### EXERCISE DESCRIPTION
Wherever a line in the data below holds "Port", copy that line.

== Segment start ==

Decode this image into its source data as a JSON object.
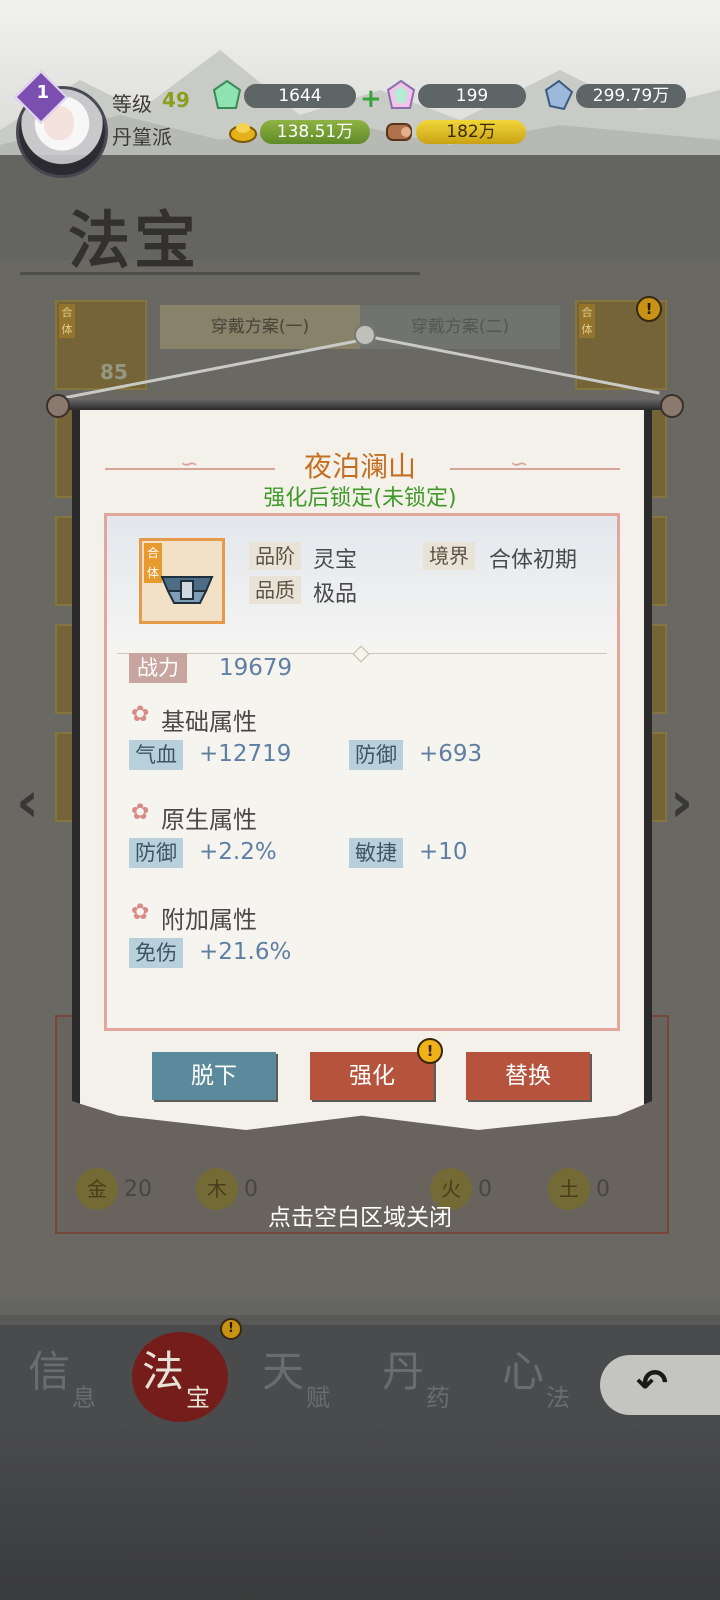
{
  "header": {
    "level_label": "等级",
    "level_value": "49",
    "rank_badge": "1",
    "sect_name": "丹篁派",
    "resources": {
      "jade": "1644",
      "rainbow_jade": "199",
      "crystal": "299.79万",
      "gold": "138.51万",
      "wood": "182万"
    }
  },
  "page": {
    "title": "法宝",
    "tabs": [
      "穿戴方案(一)",
      "穿戴方案(二)"
    ],
    "slot_tags": [
      "合体"
    ],
    "slot_count_text": "85",
    "elements": [
      {
        "name": "金",
        "count": "20"
      },
      {
        "name": "木",
        "count": "0"
      },
      {
        "name": "火",
        "count": "0"
      },
      {
        "name": "土",
        "count": "0"
      }
    ]
  },
  "bottom_nav": [
    {
      "big": "信",
      "small": "息"
    },
    {
      "big": "法",
      "small": "宝"
    },
    {
      "big": "天",
      "small": "赋"
    },
    {
      "big": "丹",
      "small": "药"
    },
    {
      "big": "心",
      "small": "法"
    }
  ],
  "modal": {
    "item_name": "夜泊澜山",
    "lock_status": "强化后锁定(未锁定)",
    "item_tag": "合体",
    "grade_label": "品阶",
    "grade_value": "灵宝",
    "realm_label": "境界",
    "realm_value": "合体初期",
    "quality_label": "品质",
    "quality_value": "极品",
    "power_label": "战力",
    "power_value": "19679",
    "sections": {
      "basic_title": "基础属性",
      "native_title": "原生属性",
      "extra_title": "附加属性"
    },
    "basic_attrs": [
      {
        "name": "气血",
        "value": "+12719"
      },
      {
        "name": "防御",
        "value": "+693"
      }
    ],
    "native_attrs": [
      {
        "name": "防御",
        "value": "+2.2%"
      },
      {
        "name": "敏捷",
        "value": "+10"
      }
    ],
    "extra_attrs": [
      {
        "name": "免伤",
        "value": "+21.6%"
      }
    ],
    "buttons": {
      "unequip": "脱下",
      "enhance": "强化",
      "replace": "替换"
    },
    "warn_mark": "!",
    "close_hint": "点击空白区域关闭"
  },
  "colors": {
    "item_name": "#c46e1f",
    "lock_status": "#3f9a2a",
    "button_blue": "#5c8a9d",
    "button_red": "#b5533c",
    "level_number": "#8a9f1e"
  }
}
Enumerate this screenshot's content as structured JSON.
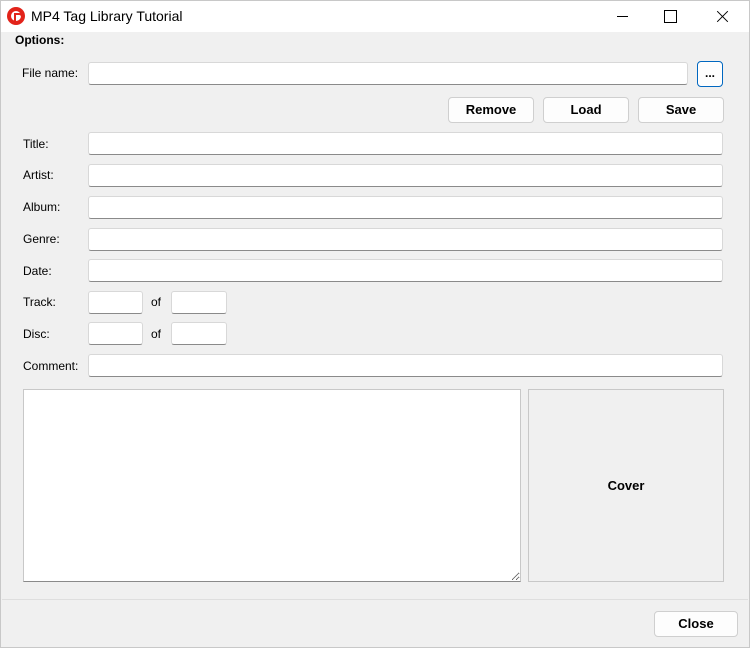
{
  "window": {
    "title": "MP4 Tag Library Tutorial",
    "minimize_icon": "minimize-icon",
    "maximize_icon": "maximize-icon",
    "close_icon": "close-icon"
  },
  "options": {
    "group_label": "Options:",
    "file_name_label": "File name:",
    "file_name_value": "",
    "browse_label": "...",
    "remove_label": "Remove",
    "load_label": "Load",
    "save_label": "Save"
  },
  "tags": {
    "title_label": "Title:",
    "artist_label": "Artist:",
    "album_label": "Album:",
    "genre_label": "Genre:",
    "date_label": "Date:",
    "track_label": "Track:",
    "track_of_label": "of",
    "disc_label": "Disc:",
    "disc_of_label": "of",
    "comment_label": "Comment:"
  },
  "cover": {
    "label": "Cover"
  },
  "footer": {
    "close_label": "Close"
  }
}
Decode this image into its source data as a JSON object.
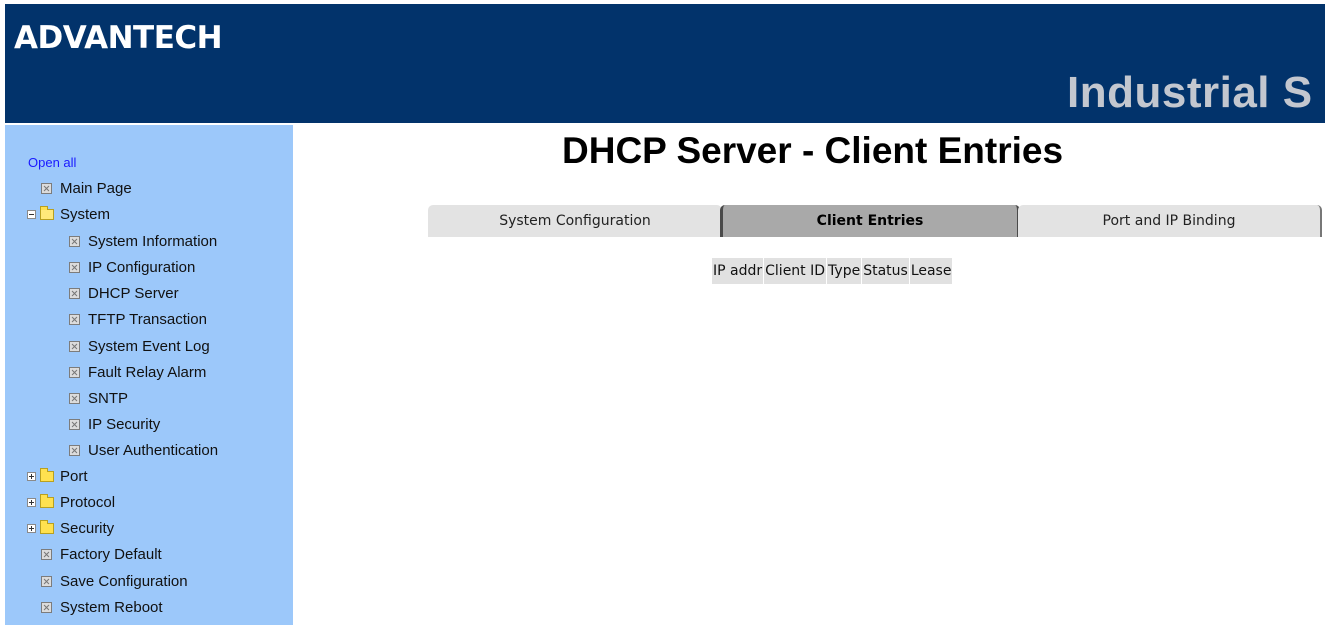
{
  "header": {
    "logo": "ADVANTECH",
    "banner": "Industrial S"
  },
  "sidebar": {
    "open_all": "Open all",
    "main_page": "Main Page",
    "system": {
      "label": "System",
      "items": [
        {
          "label": "System Information"
        },
        {
          "label": "IP Configuration"
        },
        {
          "label": "DHCP Server"
        },
        {
          "label": "TFTP Transaction"
        },
        {
          "label": "System Event Log"
        },
        {
          "label": "Fault Relay Alarm"
        },
        {
          "label": "SNTP"
        },
        {
          "label": "IP Security"
        },
        {
          "label": "User Authentication"
        }
      ]
    },
    "folders": [
      {
        "label": "Port"
      },
      {
        "label": "Protocol"
      },
      {
        "label": "Security"
      }
    ],
    "actions": [
      {
        "label": "Factory Default"
      },
      {
        "label": "Save Configuration"
      },
      {
        "label": "System Reboot"
      }
    ]
  },
  "main": {
    "title": "DHCP Server - Client Entries",
    "tabs": [
      {
        "label": "System Configuration",
        "active": false
      },
      {
        "label": "Client Entries",
        "active": true
      },
      {
        "label": "Port and IP Binding",
        "active": false
      }
    ],
    "table": {
      "columns": [
        "IP addr",
        "Client ID",
        "Type",
        "Status",
        "Lease"
      ]
    }
  },
  "colors": {
    "header_bg": "#02336b",
    "sidebar_bg": "#9cc8fa",
    "tab_bg": "#e3e3e3",
    "tab_active_bg": "#a9a9a9"
  }
}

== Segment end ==

### REPLY TO THE EXERCISE
        "label": "Port"
        "label": "Port and IP Binding",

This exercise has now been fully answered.